Search the records for the string "intervento", then copy each line that has it.

======== Task inputs

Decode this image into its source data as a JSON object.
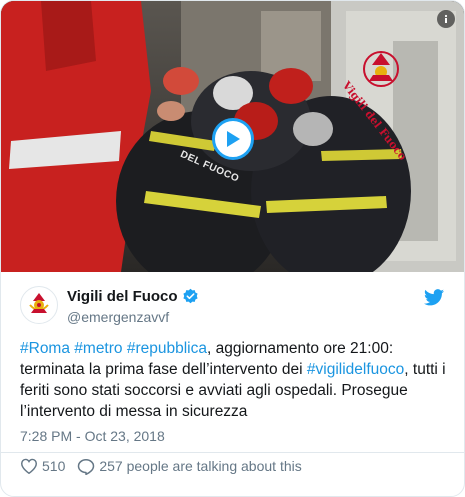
{
  "media": {
    "watermark_text": "Vigili del Fuoco",
    "helmet_text": "DEL FUOCO",
    "play_icon": "play-icon",
    "info_icon": "info-icon"
  },
  "author": {
    "name": "Vigili del Fuoco",
    "handle": "@emergenzavvf",
    "verified": true,
    "avatar_icon": "vigili-del-fuoco-logo-icon"
  },
  "tweet": {
    "parts": [
      {
        "text": "#Roma",
        "link": true
      },
      {
        "text": " ",
        "link": false
      },
      {
        "text": "#metro",
        "link": true
      },
      {
        "text": " ",
        "link": false
      },
      {
        "text": "#repubblica",
        "link": true
      },
      {
        "text": ", aggiornamento ore 21:00: terminata la prima fase dell’intervento dei ",
        "link": false
      },
      {
        "text": "#vigilidelfuoco",
        "link": true
      },
      {
        "text": ", tutti i feriti sono stati soccorsi e avviati agli ospedali. Prosegue l’intervento di messa in sicurezza",
        "link": false
      }
    ],
    "timestamp": "7:28 PM - Oct 23, 2018"
  },
  "actions": {
    "likes": "510",
    "replies_text": "257 people are talking about this"
  },
  "colors": {
    "link": "#1b95e0",
    "secondary": "#657786",
    "twitter_blue": "#1da1f2",
    "logo_red": "#c8102e",
    "logo_gold": "#e8b00f"
  }
}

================

- [Response box]
        "text": ", aggiornamento ore 21:00: terminata la prima fase dell’intervento dei ",
        "text": ", tutti i feriti sono stati soccorsi e avviati agli ospedali. Prosegue l’intervento di messa in sicurezza",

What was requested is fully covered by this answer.